Links to information contained in:

•ICAO Doc 8168 Volume 1 – Procedures for Air Navigation Services – Aircraft Operations (PANS-OPS)
•Doc 9777 – Committee on Environmental Protection, Report of the Fifth Meeting
•ICAO Doc 9814 – Airport Planning Manual (Doc 9184), Part 2, Land Use and Environmental Control, Chapter 5 — Land-use Planning.
•ICAO Doc 9888 – Noise Abatement Procedures: Review of Research, Development and Implementation Projects - Discussion of Survey Results
ATS Planning Manual (Doc 9426)Interdependency / Interdependencies, Interrelationship / Interrelationships
Doc 9426 | 1984 | First edition | ISBN 92-9194-664-8 

This manual consists of guidance material previously contained in Annex 11 and the PANS-ATM, and, consequently, supplements the provisions governing ATS as specified in these documents as well as in Annex 2. The manual not only contains information which can, or should, be taken into account in the formulation of development programmes within States or regions, but also material which can, or should, be applied directly to the planning and operation of the ATS system.

The Manual contains information on both environmental plus non-environmental interdependencies and is split into a number of parts.

Part 1 “Planning Factors / Section 1 How To Develop An Air Traffic Services Plan” notes in Chapter 1 “Factors Affecting Planning”, that sound planning is important to provide policy guidance on many issues significant to the efficiency of the ATS system including the determination in advance of likely environmental problems and methods of resolution. It also notes the need for special study at an early stage in ATS planning in respect of the effect of aircraft noise and atmospheric pollution onto the area exposed to these impacts. Chapter 2 “Establishment and Maintenance of the ATS Plan” notes that a periodic review should be incorporated into the planning programme from the outset. Planners should be alert to environmental changes as they occur. Chapter 4 “ATS Routes” and Chapter 5 “Alignment of ATS Routes”, highlights that trade-offs occur between an aircraft operator’s requirement to fly the most direct route (except when severe weather phenomena are encountered) on the one hand and capacity, environmental and security considerations on the other.

Part 2 “Methods of application employed by Air Traffic Services / Section I”, highlights trade-offs between aircraft operator’s requirements / traffic demand and restrictions imposed for environmental reasons, i.e. night curfews at aerodromes, noise abatement procedures, in Chapter 1 “Air traffic flow management and flow control”.


Please note that, whilst every effort has been made to ensure that all ICAO documents containing relevant information on interdependencies have been identified in this website, there may be some that have been inadvertently overlooked and those listed here should not be taken as an exhaustive list.


If additional information on interdependencies in an ICAO document, environmental or environmental plus non-environmental, is found then please contact ICAO at env@icao.int giving details.
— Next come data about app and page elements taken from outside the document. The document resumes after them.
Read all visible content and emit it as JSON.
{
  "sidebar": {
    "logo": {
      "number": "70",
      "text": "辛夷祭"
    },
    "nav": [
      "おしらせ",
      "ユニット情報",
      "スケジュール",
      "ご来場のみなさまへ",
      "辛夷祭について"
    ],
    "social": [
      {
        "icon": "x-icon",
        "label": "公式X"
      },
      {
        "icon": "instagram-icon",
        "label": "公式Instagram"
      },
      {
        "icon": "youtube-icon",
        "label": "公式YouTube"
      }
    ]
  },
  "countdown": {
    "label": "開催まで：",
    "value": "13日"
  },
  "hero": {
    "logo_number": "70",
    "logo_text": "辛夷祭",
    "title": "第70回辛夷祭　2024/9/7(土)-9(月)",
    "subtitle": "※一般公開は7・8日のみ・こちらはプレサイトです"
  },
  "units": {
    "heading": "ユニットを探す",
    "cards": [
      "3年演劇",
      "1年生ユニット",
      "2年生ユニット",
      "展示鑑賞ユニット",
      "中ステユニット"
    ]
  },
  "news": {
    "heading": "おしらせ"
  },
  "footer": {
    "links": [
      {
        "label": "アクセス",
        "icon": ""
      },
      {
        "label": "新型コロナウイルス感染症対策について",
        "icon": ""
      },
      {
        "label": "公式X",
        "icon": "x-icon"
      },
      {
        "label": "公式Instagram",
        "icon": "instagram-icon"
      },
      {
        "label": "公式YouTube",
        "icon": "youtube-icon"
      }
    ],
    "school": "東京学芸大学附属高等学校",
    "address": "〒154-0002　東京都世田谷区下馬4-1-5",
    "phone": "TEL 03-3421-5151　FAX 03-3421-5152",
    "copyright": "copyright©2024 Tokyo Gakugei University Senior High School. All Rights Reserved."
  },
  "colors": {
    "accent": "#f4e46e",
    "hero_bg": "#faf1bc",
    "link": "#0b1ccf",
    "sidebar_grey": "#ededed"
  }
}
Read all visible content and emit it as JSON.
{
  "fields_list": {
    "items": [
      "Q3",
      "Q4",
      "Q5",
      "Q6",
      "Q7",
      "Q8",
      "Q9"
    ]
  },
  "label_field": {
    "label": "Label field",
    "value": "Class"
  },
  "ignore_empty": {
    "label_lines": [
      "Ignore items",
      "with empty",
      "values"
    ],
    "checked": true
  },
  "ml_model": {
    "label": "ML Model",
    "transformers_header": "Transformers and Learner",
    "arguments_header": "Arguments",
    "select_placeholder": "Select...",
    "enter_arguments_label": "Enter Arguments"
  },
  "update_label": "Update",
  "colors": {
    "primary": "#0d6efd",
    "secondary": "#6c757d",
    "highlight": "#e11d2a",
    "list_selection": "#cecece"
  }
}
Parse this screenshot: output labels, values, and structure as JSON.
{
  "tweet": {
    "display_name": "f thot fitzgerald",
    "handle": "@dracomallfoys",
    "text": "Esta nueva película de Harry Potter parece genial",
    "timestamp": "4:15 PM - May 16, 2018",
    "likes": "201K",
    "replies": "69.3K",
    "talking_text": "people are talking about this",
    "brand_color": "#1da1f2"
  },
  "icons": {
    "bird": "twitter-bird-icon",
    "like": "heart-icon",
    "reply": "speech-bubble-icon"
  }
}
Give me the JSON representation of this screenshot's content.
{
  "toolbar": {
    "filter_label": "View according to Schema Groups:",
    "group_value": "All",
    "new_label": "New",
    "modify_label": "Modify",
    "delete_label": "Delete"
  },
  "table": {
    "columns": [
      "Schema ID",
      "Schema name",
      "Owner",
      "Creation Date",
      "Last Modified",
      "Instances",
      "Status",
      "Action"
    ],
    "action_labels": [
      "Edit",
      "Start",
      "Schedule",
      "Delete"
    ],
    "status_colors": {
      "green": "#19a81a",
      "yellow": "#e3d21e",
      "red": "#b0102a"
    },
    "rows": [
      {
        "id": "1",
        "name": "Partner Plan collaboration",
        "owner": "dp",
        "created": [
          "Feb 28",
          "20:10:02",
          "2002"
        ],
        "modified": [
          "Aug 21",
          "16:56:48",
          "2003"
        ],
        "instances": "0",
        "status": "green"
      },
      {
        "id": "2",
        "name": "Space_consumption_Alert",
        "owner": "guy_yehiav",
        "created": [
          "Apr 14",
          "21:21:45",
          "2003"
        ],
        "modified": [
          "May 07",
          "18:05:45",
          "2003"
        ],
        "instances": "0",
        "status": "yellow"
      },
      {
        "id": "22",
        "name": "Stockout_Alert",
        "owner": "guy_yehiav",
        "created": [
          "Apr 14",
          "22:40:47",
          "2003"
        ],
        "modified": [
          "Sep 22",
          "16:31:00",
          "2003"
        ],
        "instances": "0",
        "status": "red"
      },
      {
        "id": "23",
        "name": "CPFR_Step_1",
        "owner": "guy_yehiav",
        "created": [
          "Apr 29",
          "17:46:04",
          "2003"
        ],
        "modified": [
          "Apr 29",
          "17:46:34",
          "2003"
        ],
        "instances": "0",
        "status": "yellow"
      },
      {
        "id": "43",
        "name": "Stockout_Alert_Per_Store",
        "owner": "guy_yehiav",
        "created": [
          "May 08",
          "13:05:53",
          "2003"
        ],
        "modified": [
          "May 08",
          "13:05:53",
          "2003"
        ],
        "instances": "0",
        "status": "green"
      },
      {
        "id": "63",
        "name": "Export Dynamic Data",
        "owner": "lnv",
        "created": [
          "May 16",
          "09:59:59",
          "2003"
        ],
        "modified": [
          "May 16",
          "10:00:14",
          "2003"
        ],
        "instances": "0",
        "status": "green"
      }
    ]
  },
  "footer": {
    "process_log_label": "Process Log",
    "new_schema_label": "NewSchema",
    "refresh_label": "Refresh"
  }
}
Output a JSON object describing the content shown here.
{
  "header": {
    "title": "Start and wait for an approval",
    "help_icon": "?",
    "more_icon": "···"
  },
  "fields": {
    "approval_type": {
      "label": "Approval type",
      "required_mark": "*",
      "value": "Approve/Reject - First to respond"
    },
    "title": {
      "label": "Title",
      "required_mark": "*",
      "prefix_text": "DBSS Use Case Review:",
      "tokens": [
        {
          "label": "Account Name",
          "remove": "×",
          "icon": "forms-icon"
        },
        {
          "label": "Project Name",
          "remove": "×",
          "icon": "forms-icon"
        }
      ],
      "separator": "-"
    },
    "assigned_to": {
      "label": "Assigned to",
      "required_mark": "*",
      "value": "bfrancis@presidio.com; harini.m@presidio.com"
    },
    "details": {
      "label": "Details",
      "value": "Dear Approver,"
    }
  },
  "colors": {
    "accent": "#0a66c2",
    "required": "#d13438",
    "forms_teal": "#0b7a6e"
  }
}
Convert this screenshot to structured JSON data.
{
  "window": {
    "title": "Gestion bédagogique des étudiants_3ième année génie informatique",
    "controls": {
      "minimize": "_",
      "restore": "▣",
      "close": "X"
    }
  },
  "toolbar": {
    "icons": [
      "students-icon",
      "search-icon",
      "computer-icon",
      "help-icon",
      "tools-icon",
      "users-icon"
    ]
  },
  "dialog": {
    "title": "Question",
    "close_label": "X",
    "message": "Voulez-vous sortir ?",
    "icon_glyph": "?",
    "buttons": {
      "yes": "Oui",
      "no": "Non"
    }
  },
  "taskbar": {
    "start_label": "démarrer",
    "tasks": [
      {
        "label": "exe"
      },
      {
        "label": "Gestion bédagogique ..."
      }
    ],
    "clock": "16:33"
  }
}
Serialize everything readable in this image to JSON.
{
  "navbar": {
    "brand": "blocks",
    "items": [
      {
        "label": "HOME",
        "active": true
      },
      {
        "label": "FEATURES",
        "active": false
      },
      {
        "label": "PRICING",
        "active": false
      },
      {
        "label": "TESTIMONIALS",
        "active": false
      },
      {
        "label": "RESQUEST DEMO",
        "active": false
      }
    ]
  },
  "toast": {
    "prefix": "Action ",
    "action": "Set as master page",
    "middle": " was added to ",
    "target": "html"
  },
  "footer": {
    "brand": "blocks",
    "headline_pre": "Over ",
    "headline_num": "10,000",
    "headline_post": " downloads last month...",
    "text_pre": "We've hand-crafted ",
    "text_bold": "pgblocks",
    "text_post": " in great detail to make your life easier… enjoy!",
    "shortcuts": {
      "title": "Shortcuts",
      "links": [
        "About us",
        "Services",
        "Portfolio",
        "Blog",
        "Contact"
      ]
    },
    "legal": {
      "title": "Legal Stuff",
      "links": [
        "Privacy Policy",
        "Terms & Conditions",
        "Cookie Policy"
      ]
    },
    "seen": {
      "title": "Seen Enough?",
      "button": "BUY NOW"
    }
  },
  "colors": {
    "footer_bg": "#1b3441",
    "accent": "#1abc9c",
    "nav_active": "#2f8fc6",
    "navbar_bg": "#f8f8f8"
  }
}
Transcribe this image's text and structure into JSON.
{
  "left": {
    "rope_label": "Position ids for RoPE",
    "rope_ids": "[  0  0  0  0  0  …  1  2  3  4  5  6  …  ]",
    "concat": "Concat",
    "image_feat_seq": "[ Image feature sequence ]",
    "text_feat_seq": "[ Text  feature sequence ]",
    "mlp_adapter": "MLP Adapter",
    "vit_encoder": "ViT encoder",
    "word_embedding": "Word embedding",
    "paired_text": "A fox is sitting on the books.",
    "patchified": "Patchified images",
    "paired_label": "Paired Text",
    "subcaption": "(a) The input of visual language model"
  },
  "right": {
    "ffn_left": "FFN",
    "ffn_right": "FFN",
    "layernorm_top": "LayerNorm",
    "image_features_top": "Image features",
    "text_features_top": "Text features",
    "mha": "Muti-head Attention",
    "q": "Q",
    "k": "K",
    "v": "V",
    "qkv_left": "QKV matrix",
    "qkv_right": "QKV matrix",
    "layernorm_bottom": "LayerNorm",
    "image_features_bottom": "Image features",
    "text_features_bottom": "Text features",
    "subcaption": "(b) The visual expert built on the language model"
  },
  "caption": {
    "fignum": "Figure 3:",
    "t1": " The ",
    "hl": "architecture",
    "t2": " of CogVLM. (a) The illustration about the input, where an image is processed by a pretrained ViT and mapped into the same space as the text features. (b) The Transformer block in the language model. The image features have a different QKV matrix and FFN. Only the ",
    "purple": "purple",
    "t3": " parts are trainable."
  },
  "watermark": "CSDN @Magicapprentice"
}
That information will then be analysed and this website updated if appropriate. It is intended to update the list as, and when, required to ensure that further work within ICAO on interdependencies is captured in this site.


Note that the preservation of safety is, and will always remain, of paramount importance, and nothing in these documents shall take precedence over the requirement to maintain safe operation and control of aircraft at all times.

Share this page: